What the exercise asks: In the records, find every line with the word "Color" and copy it out.

Material to process:
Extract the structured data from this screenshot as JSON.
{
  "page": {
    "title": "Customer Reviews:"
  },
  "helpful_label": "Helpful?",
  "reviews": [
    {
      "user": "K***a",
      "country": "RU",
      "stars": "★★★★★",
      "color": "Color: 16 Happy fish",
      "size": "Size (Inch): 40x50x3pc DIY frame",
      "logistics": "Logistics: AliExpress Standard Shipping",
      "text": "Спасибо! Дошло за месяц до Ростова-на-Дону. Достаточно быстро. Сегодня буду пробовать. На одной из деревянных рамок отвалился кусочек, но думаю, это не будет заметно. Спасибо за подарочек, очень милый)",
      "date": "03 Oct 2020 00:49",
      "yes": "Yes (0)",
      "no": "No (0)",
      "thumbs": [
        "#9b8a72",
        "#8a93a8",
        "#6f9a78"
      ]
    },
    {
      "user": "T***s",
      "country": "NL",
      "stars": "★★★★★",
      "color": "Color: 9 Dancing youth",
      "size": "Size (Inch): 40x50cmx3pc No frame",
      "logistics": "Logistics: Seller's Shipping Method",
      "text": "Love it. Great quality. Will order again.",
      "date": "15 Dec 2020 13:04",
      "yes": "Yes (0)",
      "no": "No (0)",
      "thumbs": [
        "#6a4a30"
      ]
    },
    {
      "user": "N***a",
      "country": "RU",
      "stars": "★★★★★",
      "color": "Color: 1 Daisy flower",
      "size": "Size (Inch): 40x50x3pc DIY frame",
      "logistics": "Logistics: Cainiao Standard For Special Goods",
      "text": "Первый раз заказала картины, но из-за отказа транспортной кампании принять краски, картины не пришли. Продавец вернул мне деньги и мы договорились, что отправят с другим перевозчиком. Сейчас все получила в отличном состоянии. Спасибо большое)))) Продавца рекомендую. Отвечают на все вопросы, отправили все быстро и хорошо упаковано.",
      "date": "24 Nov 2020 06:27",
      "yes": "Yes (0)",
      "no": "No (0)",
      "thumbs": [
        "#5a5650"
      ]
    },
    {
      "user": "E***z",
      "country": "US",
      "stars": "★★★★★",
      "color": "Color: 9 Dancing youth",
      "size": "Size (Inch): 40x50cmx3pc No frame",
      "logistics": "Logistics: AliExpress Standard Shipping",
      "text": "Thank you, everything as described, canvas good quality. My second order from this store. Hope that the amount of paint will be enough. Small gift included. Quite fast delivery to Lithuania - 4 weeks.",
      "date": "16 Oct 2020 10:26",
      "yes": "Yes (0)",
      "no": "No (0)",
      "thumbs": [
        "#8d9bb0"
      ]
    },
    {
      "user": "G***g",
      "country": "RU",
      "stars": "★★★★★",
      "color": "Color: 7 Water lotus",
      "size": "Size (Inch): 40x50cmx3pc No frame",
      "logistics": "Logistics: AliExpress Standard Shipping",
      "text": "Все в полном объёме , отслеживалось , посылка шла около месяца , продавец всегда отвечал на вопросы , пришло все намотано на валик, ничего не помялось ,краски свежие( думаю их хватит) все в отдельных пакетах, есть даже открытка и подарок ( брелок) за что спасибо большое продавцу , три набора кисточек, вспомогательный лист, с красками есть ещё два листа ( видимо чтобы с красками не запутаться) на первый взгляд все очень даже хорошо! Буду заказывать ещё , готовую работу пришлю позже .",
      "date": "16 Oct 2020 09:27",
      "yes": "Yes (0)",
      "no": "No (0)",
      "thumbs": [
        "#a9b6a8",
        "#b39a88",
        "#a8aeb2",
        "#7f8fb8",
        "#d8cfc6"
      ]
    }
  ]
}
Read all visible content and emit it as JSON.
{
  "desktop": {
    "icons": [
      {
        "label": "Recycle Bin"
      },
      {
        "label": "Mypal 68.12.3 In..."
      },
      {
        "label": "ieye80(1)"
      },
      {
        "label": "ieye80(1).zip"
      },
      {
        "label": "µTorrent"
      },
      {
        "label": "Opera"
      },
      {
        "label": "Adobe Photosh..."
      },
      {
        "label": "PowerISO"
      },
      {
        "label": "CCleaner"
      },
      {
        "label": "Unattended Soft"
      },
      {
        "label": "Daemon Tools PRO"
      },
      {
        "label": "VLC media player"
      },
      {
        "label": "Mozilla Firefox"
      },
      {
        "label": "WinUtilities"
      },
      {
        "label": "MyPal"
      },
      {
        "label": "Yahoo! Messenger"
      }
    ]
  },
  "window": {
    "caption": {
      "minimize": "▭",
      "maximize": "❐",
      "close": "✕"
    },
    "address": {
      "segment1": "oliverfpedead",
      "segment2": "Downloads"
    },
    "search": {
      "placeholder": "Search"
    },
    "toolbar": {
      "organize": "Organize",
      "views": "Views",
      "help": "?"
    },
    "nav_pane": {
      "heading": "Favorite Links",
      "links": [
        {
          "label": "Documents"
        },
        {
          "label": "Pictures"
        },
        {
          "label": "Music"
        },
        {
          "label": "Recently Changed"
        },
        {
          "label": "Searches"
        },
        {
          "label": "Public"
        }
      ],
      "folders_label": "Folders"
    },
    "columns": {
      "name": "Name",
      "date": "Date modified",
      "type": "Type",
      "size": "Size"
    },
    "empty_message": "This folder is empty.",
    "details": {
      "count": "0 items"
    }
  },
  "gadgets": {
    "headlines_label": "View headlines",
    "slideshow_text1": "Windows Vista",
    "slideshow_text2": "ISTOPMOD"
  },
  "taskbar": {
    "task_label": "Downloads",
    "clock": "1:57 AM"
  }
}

Solution to the problem:
      "color": "Color: 16 Happy fish",
      "color": "Color: 9 Dancing youth",
      "color": "Color: 1 Daisy flower",
      "color": "Color: 9 Dancing youth",
      "color": "Color: 7 Water lotus",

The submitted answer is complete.